Your obligation is to answer all questions honestly and to correct any mistakes your attorney makes. In a case that came down from the First Circuit Court of Appeals last month a debtor lost his bankruptcy discharge as to all his debts after adopting his lawyer’s misrepresentation at the 341 creditor hearing. The case Thunberg, Bruce E. (Lawyers Weekly No. 01-095-11) revolved around the issue of payments (from the wife to the husband) and how they were characterized; i.e. alimony verses settlement. Without going into divorce law here, or the facts of the case, there is a significant difference between support (income) and property settlement (an asset).
 
The debtor’s bankruptcy lawyer misrepresented the way the divorce agreement was worded and how the payments were being made. This amounted to a fraud on the court.
 
We have written many times on the issue of fraud and misrepresentation. It may work for some folks some times, but it generally will not work. And it’s not worth it. There any many legal ways to get around a legal problem.

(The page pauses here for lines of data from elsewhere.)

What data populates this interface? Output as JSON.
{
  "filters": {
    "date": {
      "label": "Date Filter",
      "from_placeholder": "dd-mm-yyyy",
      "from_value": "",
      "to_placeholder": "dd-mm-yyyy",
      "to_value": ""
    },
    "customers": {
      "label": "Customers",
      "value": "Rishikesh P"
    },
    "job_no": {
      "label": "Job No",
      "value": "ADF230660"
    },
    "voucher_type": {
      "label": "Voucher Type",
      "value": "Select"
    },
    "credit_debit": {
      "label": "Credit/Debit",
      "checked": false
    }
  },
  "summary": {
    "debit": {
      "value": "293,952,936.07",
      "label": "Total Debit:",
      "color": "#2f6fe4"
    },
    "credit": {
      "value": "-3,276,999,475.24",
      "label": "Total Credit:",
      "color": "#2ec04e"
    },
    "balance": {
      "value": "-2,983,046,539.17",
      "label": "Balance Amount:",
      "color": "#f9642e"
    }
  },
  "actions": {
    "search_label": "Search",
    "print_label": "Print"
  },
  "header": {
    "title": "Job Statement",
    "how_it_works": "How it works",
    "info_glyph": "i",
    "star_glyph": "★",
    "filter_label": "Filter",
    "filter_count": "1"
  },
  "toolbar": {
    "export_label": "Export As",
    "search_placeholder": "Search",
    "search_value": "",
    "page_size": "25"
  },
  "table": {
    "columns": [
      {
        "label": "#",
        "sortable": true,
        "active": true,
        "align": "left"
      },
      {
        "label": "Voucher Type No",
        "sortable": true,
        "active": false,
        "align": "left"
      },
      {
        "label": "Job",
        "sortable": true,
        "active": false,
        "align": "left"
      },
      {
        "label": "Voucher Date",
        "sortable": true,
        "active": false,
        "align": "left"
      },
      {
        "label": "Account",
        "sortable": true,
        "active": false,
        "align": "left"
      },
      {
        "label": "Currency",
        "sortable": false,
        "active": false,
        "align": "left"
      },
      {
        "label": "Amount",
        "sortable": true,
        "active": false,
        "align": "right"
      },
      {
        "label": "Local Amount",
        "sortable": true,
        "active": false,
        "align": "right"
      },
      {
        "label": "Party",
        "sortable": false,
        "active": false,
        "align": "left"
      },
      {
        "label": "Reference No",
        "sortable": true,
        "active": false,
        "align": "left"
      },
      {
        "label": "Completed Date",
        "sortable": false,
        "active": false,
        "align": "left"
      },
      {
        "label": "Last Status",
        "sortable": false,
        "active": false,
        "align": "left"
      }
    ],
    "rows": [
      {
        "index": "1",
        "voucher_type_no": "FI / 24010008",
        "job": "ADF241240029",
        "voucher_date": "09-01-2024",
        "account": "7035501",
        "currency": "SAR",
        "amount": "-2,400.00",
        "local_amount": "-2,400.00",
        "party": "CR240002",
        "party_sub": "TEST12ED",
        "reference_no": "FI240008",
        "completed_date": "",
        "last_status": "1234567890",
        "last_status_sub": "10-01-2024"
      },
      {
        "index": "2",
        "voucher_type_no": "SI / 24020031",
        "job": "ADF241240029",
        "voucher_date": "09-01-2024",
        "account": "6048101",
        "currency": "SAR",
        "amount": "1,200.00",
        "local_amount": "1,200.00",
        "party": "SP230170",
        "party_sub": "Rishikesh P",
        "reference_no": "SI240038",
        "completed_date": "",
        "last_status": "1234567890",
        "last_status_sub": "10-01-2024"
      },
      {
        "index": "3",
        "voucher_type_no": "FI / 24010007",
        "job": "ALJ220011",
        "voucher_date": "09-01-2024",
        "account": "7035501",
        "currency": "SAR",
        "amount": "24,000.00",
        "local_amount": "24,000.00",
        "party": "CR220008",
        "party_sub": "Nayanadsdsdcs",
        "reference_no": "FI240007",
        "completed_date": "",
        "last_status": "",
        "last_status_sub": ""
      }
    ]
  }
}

Talking with your bankruptcy lawyer, making and executing a plan, is the best way to work out what may seem like an insurmountable legal issue.